Work instruction
Repeat every entry below exactly as given.

(Data about app and page elements)
*** Block opens ***
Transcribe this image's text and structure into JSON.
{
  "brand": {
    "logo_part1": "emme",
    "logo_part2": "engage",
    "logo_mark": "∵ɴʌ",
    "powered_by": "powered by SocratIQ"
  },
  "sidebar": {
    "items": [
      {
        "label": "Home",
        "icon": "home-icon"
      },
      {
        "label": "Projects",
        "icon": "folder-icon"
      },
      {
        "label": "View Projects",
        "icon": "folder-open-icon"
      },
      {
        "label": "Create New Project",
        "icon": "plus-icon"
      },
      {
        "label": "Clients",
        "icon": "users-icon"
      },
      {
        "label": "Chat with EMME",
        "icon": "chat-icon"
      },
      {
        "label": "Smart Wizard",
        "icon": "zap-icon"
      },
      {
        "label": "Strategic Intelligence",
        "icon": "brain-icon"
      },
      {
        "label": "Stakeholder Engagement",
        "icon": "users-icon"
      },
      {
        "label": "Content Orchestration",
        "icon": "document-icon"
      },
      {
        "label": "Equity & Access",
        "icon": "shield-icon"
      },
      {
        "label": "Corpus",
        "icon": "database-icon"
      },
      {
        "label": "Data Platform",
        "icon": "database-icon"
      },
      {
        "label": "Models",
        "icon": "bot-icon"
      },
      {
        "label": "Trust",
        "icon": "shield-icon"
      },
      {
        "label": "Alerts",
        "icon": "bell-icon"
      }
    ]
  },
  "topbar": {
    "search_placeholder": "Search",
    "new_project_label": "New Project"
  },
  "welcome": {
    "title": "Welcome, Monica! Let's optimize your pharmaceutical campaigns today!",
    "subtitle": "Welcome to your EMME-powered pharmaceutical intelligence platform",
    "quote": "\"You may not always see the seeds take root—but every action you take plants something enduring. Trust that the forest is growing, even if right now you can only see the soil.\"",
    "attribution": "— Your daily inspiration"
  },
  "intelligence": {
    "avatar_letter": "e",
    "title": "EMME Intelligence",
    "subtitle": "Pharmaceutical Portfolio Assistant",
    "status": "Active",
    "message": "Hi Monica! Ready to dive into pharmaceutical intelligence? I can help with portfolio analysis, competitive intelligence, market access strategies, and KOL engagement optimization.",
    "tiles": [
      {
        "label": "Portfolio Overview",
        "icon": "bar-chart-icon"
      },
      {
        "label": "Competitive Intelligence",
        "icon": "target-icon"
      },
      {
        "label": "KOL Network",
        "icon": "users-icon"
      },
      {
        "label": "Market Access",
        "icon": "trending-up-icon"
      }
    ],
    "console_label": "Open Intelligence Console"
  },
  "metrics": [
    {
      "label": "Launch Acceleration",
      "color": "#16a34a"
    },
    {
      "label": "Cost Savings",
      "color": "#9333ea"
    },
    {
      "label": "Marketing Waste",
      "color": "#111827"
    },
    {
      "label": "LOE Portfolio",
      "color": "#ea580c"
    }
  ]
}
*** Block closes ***
Solution for this task
Transcribe this image's text and structure into JSON.
{
  "brand": {
    "logo_part1": "emme",
    "logo_part2": "engage",
    "logo_mark": "∵ɴʌ",
    "powered_by": "powered by SocratIQ"
  },
  "sidebar": {
    "items": [
      {
        "label": "Home",
        "icon": "home-icon"
      },
      {
        "label": "Projects",
        "icon": "folder-icon"
      },
      {
        "label": "View Projects",
        "icon": "folder-open-icon"
      },
      {
        "label": "Create New Project",
        "icon": "plus-icon"
      },
      {
        "label": "Clients",
        "icon": "users-icon"
      },
      {
        "label": "Chat with EMME",
        "icon": "chat-icon"
      },
      {
        "label": "Smart Wizard",
        "icon": "zap-icon"
      },
      {
        "label": "Strategic Intelligence",
        "icon": "brain-icon"
      },
      {
        "label": "Stakeholder Engagement",
        "icon": "users-icon"
      },
      {
        "label": "Content Orchestration",
        "icon": "document-icon"
      },
      {
        "label": "Equity & Access",
        "icon": "shield-icon"
      },
      {
        "label": "Corpus",
        "icon": "database-icon"
      },
      {
        "label": "Data Platform",
        "icon": "database-icon"
      },
      {
        "label": "Models",
        "icon": "bot-icon"
      },
      {
        "label": "Trust",
        "icon": "shield-icon"
      },
      {
        "label": "Alerts",
        "icon": "bell-icon"
      }
    ]
  },
  "topbar": {
    "search_placeholder": "Search",
    "new_project_label": "New Project"
  },
  "welcome": {
    "title": "Welcome, Monica! Let's optimize your pharmaceutical campaigns today!",
    "subtitle": "Welcome to your EMME-powered pharmaceutical intelligence platform",
    "quote": "\"You may not always see the seeds take root—but every action you take plants something enduring. Trust that the forest is growing, even if right now you can only see the soil.\"",
    "attribution": "— Your daily inspiration"
  },
  "intelligence": {
    "avatar_letter": "e",
    "title": "EMME Intelligence",
    "subtitle": "Pharmaceutical Portfolio Assistant",
    "status": "Active",
    "message": "Hi Monica! Ready to dive into pharmaceutical intelligence? I can help with portfolio analysis, competitive intelligence, market access strategies, and KOL engagement optimization.",
    "tiles": [
      {
        "label": "Portfolio Overview",
        "icon": "bar-chart-icon"
      },
      {
        "label": "Competitive Intelligence",
        "icon": "target-icon"
      },
      {
        "label": "KOL Network",
        "icon": "users-icon"
      },
      {
        "label": "Market Access",
        "icon": "trending-up-icon"
      }
    ],
    "console_label": "Open Intelligence Console"
  },
  "metrics": [
    {
      "label": "Launch Acceleration",
      "color": "#16a34a"
    },
    {
      "label": "Cost Savings",
      "color": "#9333ea"
    },
    {
      "label": "Marketing Waste",
      "color": "#111827"
    },
    {
      "label": "LOE Portfolio",
      "color": "#ea580c"
    }
  ]
}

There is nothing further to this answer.